The Age of Creativity Festival is coming
Published on 19 September 2018 04:25 PM
‘What makes life worth living?’ It’s the question posed to older people by Age UK’s Index of Wellbeing in Later Life, and according to its findings, creative and cultural participation is high on the list of answers.
As a result, the Age of Creativity Festival is more important than ever. But what is it? Farrell Curran, Head of Cultural Partnerships at Age UK Oxfordshire, explains.
What is the Age of Creativity Festival?
“The Age of Creativity Festival is a celebration across England of older people – anyone over 50, which is half the population – taking part in creative and cultural activities, as audience members, participants, volunteers and artists in their own right,” says Farrell. “It’s all about celebrating taking part in activities, producing amazing work and watching fantastic performances. We do it because it’s fun but also because there are significant benefits.”
The festival, which takes place between 1-14 October, is a part of a much wider project to try to embed creative and cultural participation across Age UKs across England. This project has been running for two years, with Age UK Oxfordshire and Age UK, the national charity, working in partnership.
It’s in response to the Age UK Index of Wellbeing in Later Life, which identified creative and cultural participation as the number one thing that older people feel has a positive impact on their wellbeing.
According to our summary, ‘social and civic participation and creative and cultural participation are all important, together making up almost 1/8th of total wellbeing in later life. This suggests that active engagement with the world around you is hugely important to us all, whether you go to the opera or participate in a community group.’
The theme for this year’s festival is ‘partnership’ because, as Farrell suggests, “that’s how the best projects are developed.” An eclectic mix of art forms, including literature, music and theatre, will bring that theme to life.
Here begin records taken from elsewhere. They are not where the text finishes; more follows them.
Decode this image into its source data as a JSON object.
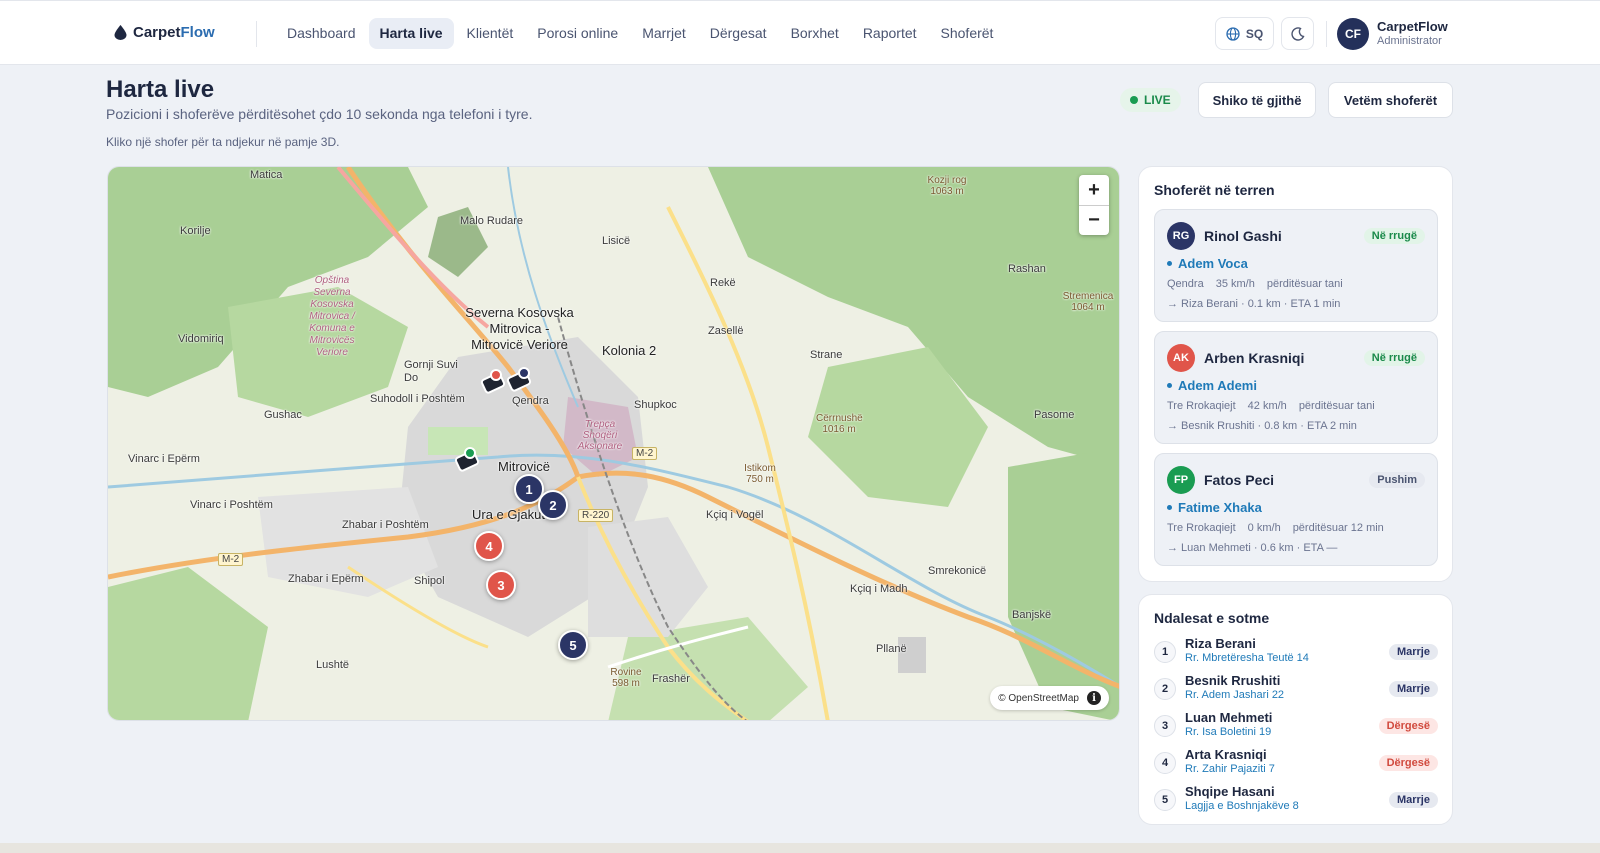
{
  "app": {
    "brand_a": "Carpet",
    "brand_b": "Flow"
  },
  "nav": [
    {
      "label": "Dashboard",
      "active": false
    },
    {
      "label": "Harta live",
      "active": true
    },
    {
      "label": "Klientët",
      "active": false
    },
    {
      "label": "Porosi online",
      "active": false
    },
    {
      "label": "Marrjet",
      "active": false
    },
    {
      "label": "Dërgesat",
      "active": false
    },
    {
      "label": "Borxhet",
      "active": false
    },
    {
      "label": "Raportet",
      "active": false
    },
    {
      "label": "Shoferët",
      "active": false
    }
  ],
  "header": {
    "lang": "SQ",
    "user_initials": "CF",
    "user_name": "CarpetFlow",
    "user_role": "Administrator"
  },
  "page": {
    "title": "Harta live",
    "subtitle": "Pozicioni i shoferëve përditësohet çdo 10 sekonda nga telefoni i tyre.",
    "hint": "Kliko një shofer për ta ndjekur në pamje 3D.",
    "live": "LIVE",
    "btn_all": "Shiko të gjithë",
    "btn_drivers": "Vetëm shoferët"
  },
  "map": {
    "attribution": "© OpenStreetMap",
    "zoom_in": "+",
    "zoom_out": "−",
    "places": [
      "Matica",
      "Korilje",
      "Malo Rudare",
      "Lisicë",
      "Vidomiriq",
      "Gornji Suvi Do",
      "Suhodoll i Poshtëm",
      "Severna Kosovska Mitrovica - Mitrovicë Veriore",
      "Kolonia 2",
      "Qendra",
      "Mitrovicë",
      "Ura e Gjakut",
      "Gushac",
      "Vinarc i Epërm",
      "Vinarc i Poshtëm",
      "Zhabar i Poshtëm",
      "Zhabar i Epërm",
      "Shipol",
      "Lushtë",
      "Frashër",
      "Shupkoc",
      "Zasellë",
      "Rekë",
      "Strane",
      "Rashan",
      "Pasome",
      "Kçiq i Vogël",
      "Kçiq i Madh",
      "Smrekonicë",
      "Banjskë",
      "Pllanë",
      "Cërrnushë 1016 m",
      "Istikom 750 m",
      "Rovine 598 m",
      "Kozji rog 1063 m",
      "Stremenica 1064 m"
    ],
    "road_signs": [
      "M-2",
      "R-220",
      "M-2"
    ],
    "nature": "Opština Severna Kosovska Mitrovica / Komuna e Mitrovicës Veriore",
    "nature2": "Trepça Shoqëri Aksionare",
    "markers": [
      {
        "n": "1",
        "type": "pick"
      },
      {
        "n": "2",
        "type": "pick"
      },
      {
        "n": "3",
        "type": "drop"
      },
      {
        "n": "4",
        "type": "drop"
      },
      {
        "n": "5",
        "type": "pick"
      }
    ]
  },
  "drivers": {
    "title": "Shoferët në terren",
    "items": [
      {
        "initials": "RG",
        "name": "Rinol Gashi",
        "status": "Në rrugë",
        "client": "Adem Voca",
        "zone": "Qendra",
        "speed": "35 km/h",
        "updated": "përditësuar tani",
        "next": "→ Riza Berani · 0.1 km · ETA 1 min",
        "color": "#2b3566"
      },
      {
        "initials": "AK",
        "name": "Arben Krasniqi",
        "status": "Në rrugë",
        "client": "Adem Ademi",
        "zone": "Tre Rrokaqiejt",
        "speed": "42 km/h",
        "updated": "përditësuar tani",
        "next": "→ Besnik Rrushiti · 0.8 km · ETA 2 min",
        "color": "#e0554a"
      },
      {
        "initials": "FP",
        "name": "Fatos Peci",
        "status": "Pushim",
        "client": "Fatime Xhaka",
        "zone": "Tre Rrokaqiejt",
        "speed": "0 km/h",
        "updated": "përditësuar 12 min",
        "next": "→ Luan Mehmeti · 0.6 km · ETA —",
        "color": "#1a9c52"
      }
    ]
  },
  "stops": {
    "title": "Ndalesat e sotme",
    "items": [
      {
        "n": "1",
        "name": "Riza Berani",
        "addr": "Rr. Mbretëresha Teutë 14",
        "tag": "Marrje",
        "type": "pick"
      },
      {
        "n": "2",
        "name": "Besnik Rrushiti",
        "addr": "Rr. Adem Jashari 22",
        "tag": "Marrje",
        "type": "pick"
      },
      {
        "n": "3",
        "name": "Luan Mehmeti",
        "addr": "Rr. Isa Boletini 19",
        "tag": "Dërgesë",
        "type": "drop"
      },
      {
        "n": "4",
        "name": "Arta Krasniqi",
        "addr": "Rr. Zahir Pajaziti 7",
        "tag": "Dërgesë",
        "type": "drop"
      },
      {
        "n": "5",
        "name": "Shqipe Hasani",
        "addr": "Lagjja e Boshnjakëve 8",
        "tag": "Marrje",
        "type": "pick"
      }
    ]
  }
}
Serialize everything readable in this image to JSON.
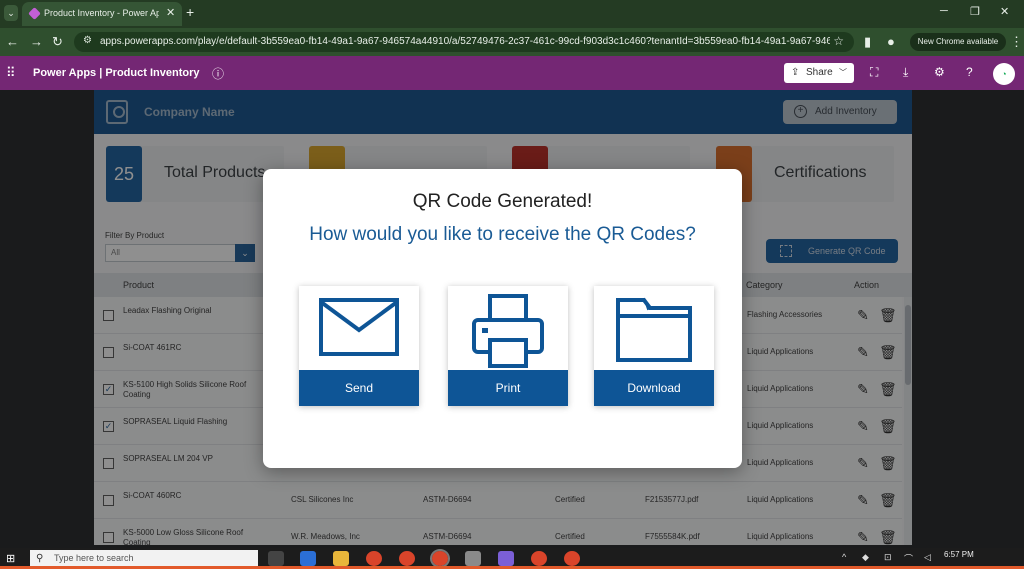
{
  "browser": {
    "tab_title": "Product Inventory - Power Apps",
    "url": "apps.powerapps.com/play/e/default-3b559ea0-fb14-49a1-9a67-946574a44910/a/52749476-2c37-461c-99cd-f903d3c1c460?tenantId=3b559ea0-fb14-49a1-9a67-946574a449...",
    "new_chrome_label": "New Chrome available"
  },
  "powerapps": {
    "title": "Power Apps  |  Product Inventory",
    "share_label": "Share"
  },
  "app": {
    "company_name": "Company Name",
    "add_inventory_label": "Add Inventory",
    "stats": [
      {
        "value": "25",
        "label": "Total Products",
        "color": "#155a9c"
      },
      {
        "value": "",
        "label": "",
        "color": "#d9a21f"
      },
      {
        "value": "",
        "label": "",
        "color": "#b8231c"
      },
      {
        "value": "",
        "label": "Certifications",
        "color": "#d9661f"
      }
    ],
    "filter_label": "Filter By Product",
    "filter_value": "All",
    "generate_label": "Generate QR Code",
    "columns": {
      "product": "Product",
      "category": "Category",
      "action": "Action"
    },
    "rows": [
      {
        "checked": false,
        "product": "Leadax Flashing Original",
        "supplier": "",
        "standard": "",
        "status": "",
        "file": "",
        "category": "Flashing Accessories"
      },
      {
        "checked": false,
        "product": "Si-COAT 461RC",
        "supplier": "",
        "standard": "",
        "status": "",
        "file": "",
        "category": "Liquid Applications"
      },
      {
        "checked": true,
        "product": "KS-5100 High Solids Silicone Roof Coating",
        "supplier": "",
        "standard": "",
        "status": "",
        "file": "",
        "category": "Liquid Applications"
      },
      {
        "checked": true,
        "product": "SOPRASEAL Liquid Flashing",
        "supplier": "",
        "standard": "",
        "status": "",
        "file": "",
        "category": "Liquid Applications"
      },
      {
        "checked": false,
        "product": "SOPRASEAL LM 204 VP",
        "supplier": "",
        "standard": "",
        "status": "",
        "file": "",
        "category": "Liquid Applications"
      },
      {
        "checked": false,
        "product": "Si-COAT 460RC",
        "supplier": "CSL Silicones Inc",
        "standard": "ASTM-D6694",
        "status": "Certified",
        "file": "F2153577J.pdf",
        "category": "Liquid Applications"
      },
      {
        "checked": false,
        "product": "KS-5000 Low Gloss Silicone Roof Coating",
        "supplier": "W.R. Meadows, Inc",
        "standard": "ASTM-D6694",
        "status": "Certified",
        "file": "F7555584K.pdf",
        "category": "Liquid Applications"
      }
    ]
  },
  "modal": {
    "title": "QR Code Generated!",
    "subtitle": "How would you like to receive the QR Codes?",
    "options": [
      {
        "label": "Send",
        "icon": "envelope-icon"
      },
      {
        "label": "Print",
        "icon": "printer-icon"
      },
      {
        "label": "Download",
        "icon": "folder-icon"
      }
    ]
  },
  "taskbar": {
    "search_placeholder": "Type here to search",
    "time": "6:57 PM"
  },
  "colors": {
    "powerapps_purple": "#742774",
    "app_blue": "#0e4d8a",
    "button_blue": "#0e5596",
    "subtitle_blue": "#1a5b95"
  }
}
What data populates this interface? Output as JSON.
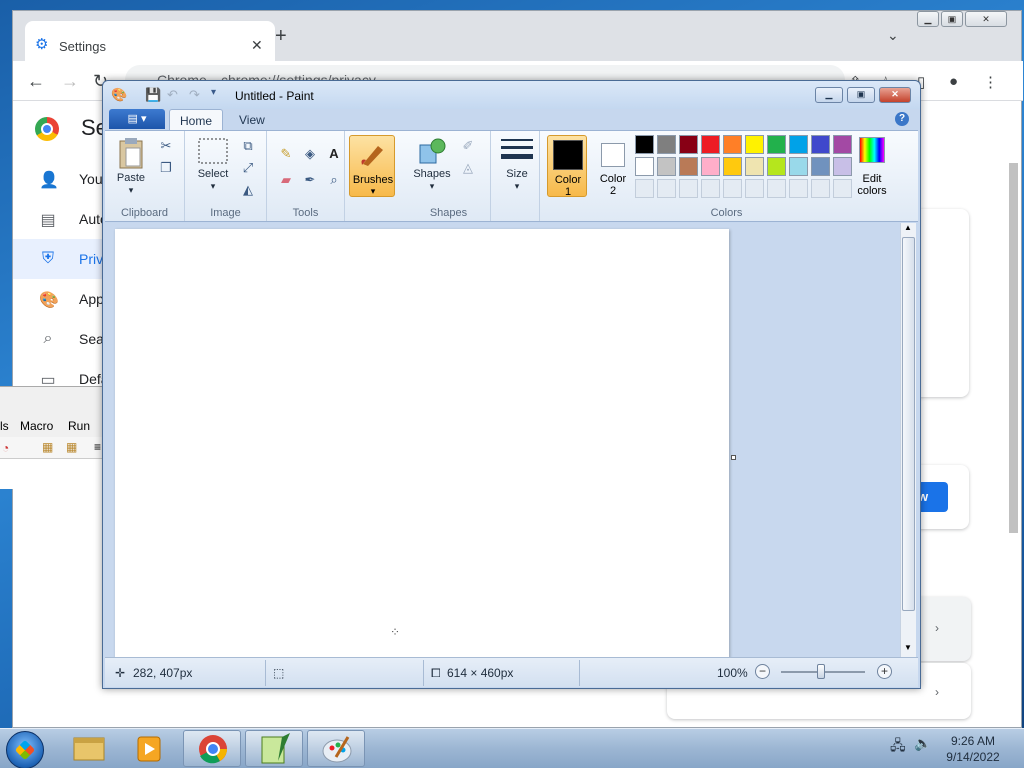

How can people get involved?
“If people are running activities themselves that are creative and suitable for older people, then we can support that by putting it on a national programme, for free, that other people can access,” says Farrell. “And we can support them through the Age of Creativity website, which has a network page on which they can connect up with other professionals who are delivering creative activities for older people.”
There are opportunities for everyone, says Farrell, no matter how mobile. “A lot of what’s in our programme are specialist activities for older people who couldn’t necessarily just walk into their local arts centre and take part, so it’s reaching out to new audiences.”